When you print the records below, keep every word exact and leave out the images.
------
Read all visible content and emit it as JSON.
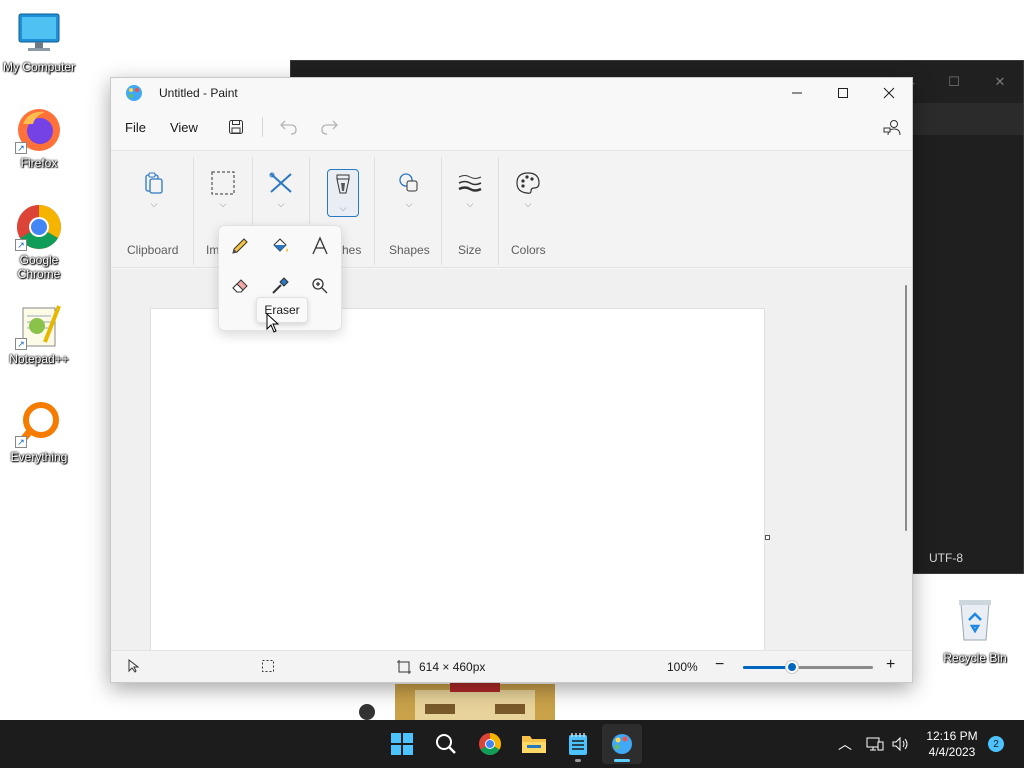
{
  "desktop": {
    "icons": [
      {
        "label": "My Computer",
        "icon": "computer-icon"
      },
      {
        "label": "Firefox",
        "icon": "firefox-icon"
      },
      {
        "label": "Google Chrome",
        "icon": "chrome-icon"
      },
      {
        "label": "Notepad++",
        "icon": "notepadpp-icon"
      },
      {
        "label": "Everything",
        "icon": "everything-icon"
      }
    ],
    "recycle_bin": "Recycle Bin"
  },
  "background_window": {
    "encoding": "UTF-8"
  },
  "paint": {
    "title": "Untitled - Paint",
    "menu": {
      "file": "File",
      "view": "View"
    },
    "ribbon": {
      "clipboard": "Clipboard",
      "image": "Im",
      "brushes": "ches",
      "shapes": "Shapes",
      "size": "Size",
      "colors": "Colors"
    },
    "tools_flyout": {
      "tools": [
        "pencil",
        "fill",
        "text",
        "eraser",
        "color-picker",
        "magnifier"
      ],
      "tooltip": "Eraser"
    },
    "status": {
      "canvas_size": "614 × 460px",
      "zoom": "100%",
      "zoom_fraction": 0.38
    }
  },
  "taskbar": {
    "apps": [
      "start",
      "search",
      "chrome",
      "file-explorer",
      "notepad",
      "paint"
    ],
    "time": "12:16 PM",
    "date": "4/4/2023",
    "notifications": "2"
  }
}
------
■ **ANSWER TO THE PROBLEM**:
Read all visible content and emit it as JSON.
{
  "desktop": {
    "icons": [
      {
        "label": "My Computer",
        "icon": "computer-icon"
      },
      {
        "label": "Firefox",
        "icon": "firefox-icon"
      },
      {
        "label": "Google Chrome",
        "icon": "chrome-icon"
      },
      {
        "label": "Notepad++",
        "icon": "notepadpp-icon"
      },
      {
        "label": "Everything",
        "icon": "everything-icon"
      }
    ],
    "recycle_bin": "Recycle Bin"
  },
  "background_window": {
    "encoding": "UTF-8"
  },
  "paint": {
    "title": "Untitled - Paint",
    "menu": {
      "file": "File",
      "view": "View"
    },
    "ribbon": {
      "clipboard": "Clipboard",
      "image": "Im",
      "brushes": "ches",
      "shapes": "Shapes",
      "size": "Size",
      "colors": "Colors"
    },
    "tools_flyout": {
      "tools": [
        "pencil",
        "fill",
        "text",
        "eraser",
        "color-picker",
        "magnifier"
      ],
      "tooltip": "Eraser"
    },
    "status": {
      "canvas_size": "614 × 460px",
      "zoom": "100%",
      "zoom_fraction": 0.38
    }
  },
  "taskbar": {
    "apps": [
      "start",
      "search",
      "chrome",
      "file-explorer",
      "notepad",
      "paint"
    ],
    "time": "12:16 PM",
    "date": "4/4/2023",
    "notifications": "2"
  }
}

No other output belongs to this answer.